Appellant cites and relies upon Meehan v. Commercial Cas. Ins. Co., supra, 166 S.C. 496, 165 S.E. 194. It is *623 readily distinguished on the facts. There the insured gave to the insurer immediate notice of the accident, called on its attorney and twice afterward personally visited its office before answer was due in the pending action against him. The proposed answer was never presented to the insured for verification; here it was, and verification refused without valid reason given for the refusal. Other facts which demonstrate the almost utter lack of cooperation in the case at bar are stated above. Clearly and certainly there was not "reasonable" cooperation, referred to in the Meehan case; the evidence did not make a jury issue thereabout. Referring to the cited case again, there are here no "perplexing problems of fact" or any "contradictory testimony thereabout," which would require an issue relating to "cooperation" to be submitted to the jury.

Compare Walker v. New Amsterdam Cas. Co., 157 S.C. 381, 154 S.E. 221, where the insurer ineffectually attempted to allege fraud upon the part of the insured. See also Geiger v. Aetna Ins. Co., 215 S.C. 144, 54 S.E. (2d) 549, which involved a cooperation clause in a theft insurance policy. The legal relation of the parties to the instant action is the same as that of the parties in Crook v. State Farm Mut. Auto. Ins. Co., 231 S.C. 257, 98 S.E. (2d) 427, which involved a similar insurance contract, and the well considered opinion by Mr. Justice Moss in that case is enlightening and helpful here.

The subject of the effect and enforcement of a cooperation clause in a liability policy is annotated in 72 A.L.R. 1446, 98 A.L.R. 1465, 139 A.L.R. 771, and 34 A.L.R. (2d) 264, where a wealth of authorities may be found. Also see 5A Am. Jur. 135 et seq., Automobile Insurance, sec. 134 et seq.

In the decision of this appeal we do not reach the point of whether failure of cooperation of the insured must be prejudicial to the rights of the insurer in order to release it from liability, simply because there can be no doubt of the existence of prejudice under the facts of the case. 5A Am. *624 Jur., sec. 134, ante. The trial judge reached the right result in his ruling from the bench, as follows:

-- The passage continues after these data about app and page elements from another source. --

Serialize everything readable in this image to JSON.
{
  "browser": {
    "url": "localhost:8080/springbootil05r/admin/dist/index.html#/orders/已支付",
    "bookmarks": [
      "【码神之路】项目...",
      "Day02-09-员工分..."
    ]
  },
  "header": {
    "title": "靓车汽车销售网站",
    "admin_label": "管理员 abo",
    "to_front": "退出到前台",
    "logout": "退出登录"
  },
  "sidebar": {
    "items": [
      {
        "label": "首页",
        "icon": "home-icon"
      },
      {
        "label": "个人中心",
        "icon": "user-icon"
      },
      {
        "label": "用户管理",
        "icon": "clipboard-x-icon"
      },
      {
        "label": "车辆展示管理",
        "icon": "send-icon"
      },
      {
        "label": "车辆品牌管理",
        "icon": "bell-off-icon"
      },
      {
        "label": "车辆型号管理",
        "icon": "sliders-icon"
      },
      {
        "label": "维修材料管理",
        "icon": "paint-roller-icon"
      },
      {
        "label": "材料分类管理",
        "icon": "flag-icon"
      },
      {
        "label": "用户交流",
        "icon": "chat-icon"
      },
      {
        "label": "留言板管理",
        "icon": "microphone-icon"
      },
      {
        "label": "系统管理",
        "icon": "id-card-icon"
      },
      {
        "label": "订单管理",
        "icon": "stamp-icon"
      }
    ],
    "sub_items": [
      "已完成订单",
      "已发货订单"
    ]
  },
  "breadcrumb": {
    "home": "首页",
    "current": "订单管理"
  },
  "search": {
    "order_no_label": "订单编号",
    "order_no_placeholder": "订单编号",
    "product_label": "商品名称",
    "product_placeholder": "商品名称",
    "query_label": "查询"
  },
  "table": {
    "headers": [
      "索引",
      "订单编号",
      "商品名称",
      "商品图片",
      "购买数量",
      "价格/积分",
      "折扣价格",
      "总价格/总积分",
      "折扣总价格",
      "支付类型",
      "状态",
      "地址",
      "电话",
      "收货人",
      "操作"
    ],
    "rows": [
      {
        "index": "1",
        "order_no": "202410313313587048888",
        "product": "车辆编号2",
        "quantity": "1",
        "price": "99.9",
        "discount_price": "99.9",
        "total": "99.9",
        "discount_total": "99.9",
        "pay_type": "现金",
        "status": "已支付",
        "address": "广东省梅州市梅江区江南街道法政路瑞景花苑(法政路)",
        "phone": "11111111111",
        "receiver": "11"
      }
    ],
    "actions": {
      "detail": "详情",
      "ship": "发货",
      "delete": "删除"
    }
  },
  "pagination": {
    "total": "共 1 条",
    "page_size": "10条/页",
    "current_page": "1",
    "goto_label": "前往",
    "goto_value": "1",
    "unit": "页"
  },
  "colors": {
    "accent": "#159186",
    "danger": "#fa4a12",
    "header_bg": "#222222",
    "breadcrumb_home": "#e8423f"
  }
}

"There is nothing to show that the defendant, or that Harris, rather, was in any way overreached. There is no collusion and no fraud alleged here. But there, to my mind, was a refusal to sign that verified answer, unless he was assured that the hospital bills would be paid. As I say, it isn't a question of whether or not they were prejudiced, if they were, although I don't know how they could be more prejudiced than by someone failing to sign the verification of the answer, because the complaint was verified, and, therefore, under our Code every subsequent pleading is required to be verified, and he simply tied the hands of the insurance company in the defense of that action. If I am wrong in my holding that he could not have been charged with perjury, if he had signed that verification, that might go out altogether it might not be a substantial ground upon which to rest my decision in this case but there is other evidence here of where they attempted to get Harris to come in. My recollection is that they wrote him several letters, and there is no denial that he got the letters, but he refused to answer them. In other words, he didn't show any cooperation at all and wouldn't show any unless he could be assured that the hospital bills would be paid. That's why he was refusing to sign anything, and under the law in all these cases that have been handed me and the authorities cited, I can't see where there is any conflict in the evidence here to go to the jury, to show whether he did not cooperate."

To the foregoing there should be added the repeated declarations by the insured to the attorney provided him by the insurer that he (the insured) had decided to have nothing to do with the action for damages against him; and he did not, which resulted in default judgment.

Moreover, appellant has not argued the absence of prejudice to the insurer; but contends in effect that the insured *625 rendered reasonable cooperation, which cannot be inferred from the evidence.